The cave bear lived in Europe during the Pleistocene (1.8 million years ago to 11,000 years ago) from 500,000 years ago until 10,000 years ago. Their remains have been found in caves where they lived and early humans left their drawings on cave walls. When upright, they stood 12 feet tall.
Saber tooth tiger
Saber tooth tigers lived in Europe and North America. They were fast runners for short distances and probably ambushed their prey in packs. The hoplophoneus species lived 20 million years ago. The smilodon species lived during the Pleistocene from 1.6 million years ago to 10,000 years ago when it became extinct.
Herds of the giant Irish deer lived in Europe and Ireland during the late Pleistocene until about 10,000 or 11,000 years ago. It stood six feet high at its shoulders, the size of moose, and its broad antlers spanned 10 feet.
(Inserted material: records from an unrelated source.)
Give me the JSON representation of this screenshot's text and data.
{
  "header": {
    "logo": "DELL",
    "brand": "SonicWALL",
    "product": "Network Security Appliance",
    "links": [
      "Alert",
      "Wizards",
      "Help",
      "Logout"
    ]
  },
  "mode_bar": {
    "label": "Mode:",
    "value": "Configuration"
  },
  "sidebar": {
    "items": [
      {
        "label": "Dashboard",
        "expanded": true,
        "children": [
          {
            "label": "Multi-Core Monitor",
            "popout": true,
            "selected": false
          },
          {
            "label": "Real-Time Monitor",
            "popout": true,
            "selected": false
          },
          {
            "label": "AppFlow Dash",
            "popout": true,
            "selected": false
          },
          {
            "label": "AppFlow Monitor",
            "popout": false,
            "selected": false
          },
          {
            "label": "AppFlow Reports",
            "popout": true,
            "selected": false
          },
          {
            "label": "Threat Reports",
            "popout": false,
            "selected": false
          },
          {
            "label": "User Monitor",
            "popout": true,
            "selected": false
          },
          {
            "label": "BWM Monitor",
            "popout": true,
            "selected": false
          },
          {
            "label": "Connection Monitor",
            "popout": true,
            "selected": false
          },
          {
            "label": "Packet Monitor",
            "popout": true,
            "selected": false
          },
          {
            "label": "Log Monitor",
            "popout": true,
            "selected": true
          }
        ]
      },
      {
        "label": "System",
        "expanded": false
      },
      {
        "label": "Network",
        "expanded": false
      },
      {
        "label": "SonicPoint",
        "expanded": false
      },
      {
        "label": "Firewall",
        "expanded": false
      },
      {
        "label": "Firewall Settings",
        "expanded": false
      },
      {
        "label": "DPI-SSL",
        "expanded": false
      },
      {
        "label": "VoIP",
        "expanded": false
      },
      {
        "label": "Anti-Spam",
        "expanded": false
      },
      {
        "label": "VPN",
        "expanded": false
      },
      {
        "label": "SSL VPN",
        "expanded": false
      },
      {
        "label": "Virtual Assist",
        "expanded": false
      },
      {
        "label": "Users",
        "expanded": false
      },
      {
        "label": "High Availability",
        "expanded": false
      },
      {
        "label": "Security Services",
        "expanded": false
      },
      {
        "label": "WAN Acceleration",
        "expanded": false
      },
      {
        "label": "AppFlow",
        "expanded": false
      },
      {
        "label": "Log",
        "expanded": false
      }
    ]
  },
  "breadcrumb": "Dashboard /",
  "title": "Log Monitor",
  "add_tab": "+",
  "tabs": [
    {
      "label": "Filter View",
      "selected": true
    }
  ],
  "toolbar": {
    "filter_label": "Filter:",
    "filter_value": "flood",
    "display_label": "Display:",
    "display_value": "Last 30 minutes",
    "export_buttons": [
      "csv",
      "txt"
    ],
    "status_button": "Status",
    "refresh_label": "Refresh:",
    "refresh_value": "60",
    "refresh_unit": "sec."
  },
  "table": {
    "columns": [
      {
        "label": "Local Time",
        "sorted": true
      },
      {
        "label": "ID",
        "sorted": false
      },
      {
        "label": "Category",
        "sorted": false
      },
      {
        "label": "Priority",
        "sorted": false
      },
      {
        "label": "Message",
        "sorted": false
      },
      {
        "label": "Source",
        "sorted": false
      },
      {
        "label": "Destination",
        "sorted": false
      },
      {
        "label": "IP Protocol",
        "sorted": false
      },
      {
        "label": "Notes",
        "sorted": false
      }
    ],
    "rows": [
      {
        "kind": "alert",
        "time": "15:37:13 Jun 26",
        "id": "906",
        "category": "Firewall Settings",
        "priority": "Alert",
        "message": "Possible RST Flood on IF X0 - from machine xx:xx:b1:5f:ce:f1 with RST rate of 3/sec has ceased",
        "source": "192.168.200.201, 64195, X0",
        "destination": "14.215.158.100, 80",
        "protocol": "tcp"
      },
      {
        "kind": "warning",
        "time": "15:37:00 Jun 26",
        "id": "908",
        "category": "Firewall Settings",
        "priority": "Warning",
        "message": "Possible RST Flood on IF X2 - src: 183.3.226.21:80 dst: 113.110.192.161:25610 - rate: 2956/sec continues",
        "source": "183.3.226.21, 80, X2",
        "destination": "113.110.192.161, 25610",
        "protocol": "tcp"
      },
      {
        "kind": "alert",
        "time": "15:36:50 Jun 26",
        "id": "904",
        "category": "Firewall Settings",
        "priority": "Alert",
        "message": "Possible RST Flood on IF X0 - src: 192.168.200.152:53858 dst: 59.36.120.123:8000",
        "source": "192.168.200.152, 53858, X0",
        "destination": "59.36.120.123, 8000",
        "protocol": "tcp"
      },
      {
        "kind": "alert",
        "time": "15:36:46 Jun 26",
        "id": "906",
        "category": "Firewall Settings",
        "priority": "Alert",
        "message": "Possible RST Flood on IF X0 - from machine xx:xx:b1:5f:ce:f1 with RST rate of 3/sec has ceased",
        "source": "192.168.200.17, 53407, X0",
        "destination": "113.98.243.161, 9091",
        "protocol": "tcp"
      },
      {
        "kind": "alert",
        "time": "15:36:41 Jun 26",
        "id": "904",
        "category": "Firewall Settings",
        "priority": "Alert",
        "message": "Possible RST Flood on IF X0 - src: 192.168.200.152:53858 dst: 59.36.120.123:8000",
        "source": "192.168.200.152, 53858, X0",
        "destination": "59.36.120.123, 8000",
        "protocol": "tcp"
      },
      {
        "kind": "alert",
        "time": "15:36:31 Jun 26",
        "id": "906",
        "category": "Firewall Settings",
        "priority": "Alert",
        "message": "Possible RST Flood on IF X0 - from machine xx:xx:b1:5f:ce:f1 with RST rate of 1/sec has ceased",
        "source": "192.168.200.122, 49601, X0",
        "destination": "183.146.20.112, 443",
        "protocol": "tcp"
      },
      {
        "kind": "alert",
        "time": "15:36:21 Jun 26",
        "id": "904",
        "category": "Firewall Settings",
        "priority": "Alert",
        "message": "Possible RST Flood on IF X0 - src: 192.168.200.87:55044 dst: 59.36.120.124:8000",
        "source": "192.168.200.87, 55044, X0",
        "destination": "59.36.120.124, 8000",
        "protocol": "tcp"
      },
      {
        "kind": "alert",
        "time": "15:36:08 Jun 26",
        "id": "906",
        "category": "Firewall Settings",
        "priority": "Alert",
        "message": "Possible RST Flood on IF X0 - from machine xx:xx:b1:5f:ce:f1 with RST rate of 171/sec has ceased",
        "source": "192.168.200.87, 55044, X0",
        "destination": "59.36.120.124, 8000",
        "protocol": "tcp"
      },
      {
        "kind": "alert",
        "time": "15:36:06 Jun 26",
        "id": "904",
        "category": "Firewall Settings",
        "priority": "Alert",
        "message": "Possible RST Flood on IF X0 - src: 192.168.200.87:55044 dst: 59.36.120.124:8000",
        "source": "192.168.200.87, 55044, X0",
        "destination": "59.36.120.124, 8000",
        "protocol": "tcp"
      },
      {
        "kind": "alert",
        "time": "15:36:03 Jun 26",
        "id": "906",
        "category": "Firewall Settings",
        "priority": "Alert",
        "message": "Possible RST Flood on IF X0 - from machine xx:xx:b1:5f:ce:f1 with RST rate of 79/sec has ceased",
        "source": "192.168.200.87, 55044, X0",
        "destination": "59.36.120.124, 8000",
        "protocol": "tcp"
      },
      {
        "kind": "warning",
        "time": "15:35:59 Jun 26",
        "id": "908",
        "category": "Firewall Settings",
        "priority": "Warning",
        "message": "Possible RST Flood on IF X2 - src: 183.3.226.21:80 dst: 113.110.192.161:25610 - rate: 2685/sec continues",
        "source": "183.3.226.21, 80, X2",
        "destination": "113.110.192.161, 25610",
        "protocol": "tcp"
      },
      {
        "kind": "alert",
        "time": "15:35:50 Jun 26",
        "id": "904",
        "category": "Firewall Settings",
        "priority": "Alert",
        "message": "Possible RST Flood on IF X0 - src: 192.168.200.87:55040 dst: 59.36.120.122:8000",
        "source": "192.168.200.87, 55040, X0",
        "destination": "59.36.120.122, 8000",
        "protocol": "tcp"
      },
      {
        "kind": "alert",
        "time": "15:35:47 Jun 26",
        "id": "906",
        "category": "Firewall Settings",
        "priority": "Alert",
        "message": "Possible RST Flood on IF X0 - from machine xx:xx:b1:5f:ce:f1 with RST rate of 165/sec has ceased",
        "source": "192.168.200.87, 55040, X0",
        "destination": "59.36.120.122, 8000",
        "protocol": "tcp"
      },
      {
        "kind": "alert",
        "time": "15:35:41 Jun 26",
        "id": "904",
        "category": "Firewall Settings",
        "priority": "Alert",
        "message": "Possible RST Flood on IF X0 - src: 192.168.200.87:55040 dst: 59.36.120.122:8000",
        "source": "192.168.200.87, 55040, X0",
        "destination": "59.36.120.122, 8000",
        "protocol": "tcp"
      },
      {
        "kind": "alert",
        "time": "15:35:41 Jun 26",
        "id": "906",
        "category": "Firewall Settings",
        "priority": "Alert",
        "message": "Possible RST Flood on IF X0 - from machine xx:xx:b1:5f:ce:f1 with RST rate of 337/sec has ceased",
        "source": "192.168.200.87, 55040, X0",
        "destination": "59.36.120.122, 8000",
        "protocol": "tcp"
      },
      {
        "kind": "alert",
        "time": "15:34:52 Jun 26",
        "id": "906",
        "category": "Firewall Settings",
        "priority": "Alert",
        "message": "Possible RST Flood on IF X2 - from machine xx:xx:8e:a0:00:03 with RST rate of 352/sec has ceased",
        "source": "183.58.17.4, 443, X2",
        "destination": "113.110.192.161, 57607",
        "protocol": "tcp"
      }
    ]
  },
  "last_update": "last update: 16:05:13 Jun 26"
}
A recently extinct species, Bachman's warblers nested in the underbrush of forested swamps in the region bounded by Louisiana up to Kentucky and Maryland, and over to the Carolinas and Georgia, migrating to Cuba in winters. None have been seen since the early 1960s in North America and they were listed as endangered in 1967.
Once abundant, this extinct species nested in large colonies in the cypress swamps in the South Atlantic and Gulf States. They migrated up the Mississippi, and Missouri Rivers to the Platte and regularly to Ohio, Indiana, Illinois, Iowa, Wisconsin and Nebraska, and in the east to Pennsylvania. Hunted for their feathers and slaughtered as pests, the last reported sighting in the wild was a small flock in Florida in 1920.
Wonderfully prolific, the passenger pigeon had the vast forests of the North as its breeding grounds, and travelled hundreds of miles in search of food. It was once thought that no ordinary destruction can lessen them. One of the most noted of extinct animals, passenger pigeons were reduced from numbers in the hundreds of millions for food.
Giant kangaroos and wombats as large as modern rhinos once lived in Australia.
The extinct bird, Phororhacos lived in South America during the Miocene and stood eight feet tall. Imagine running away from this carnivore!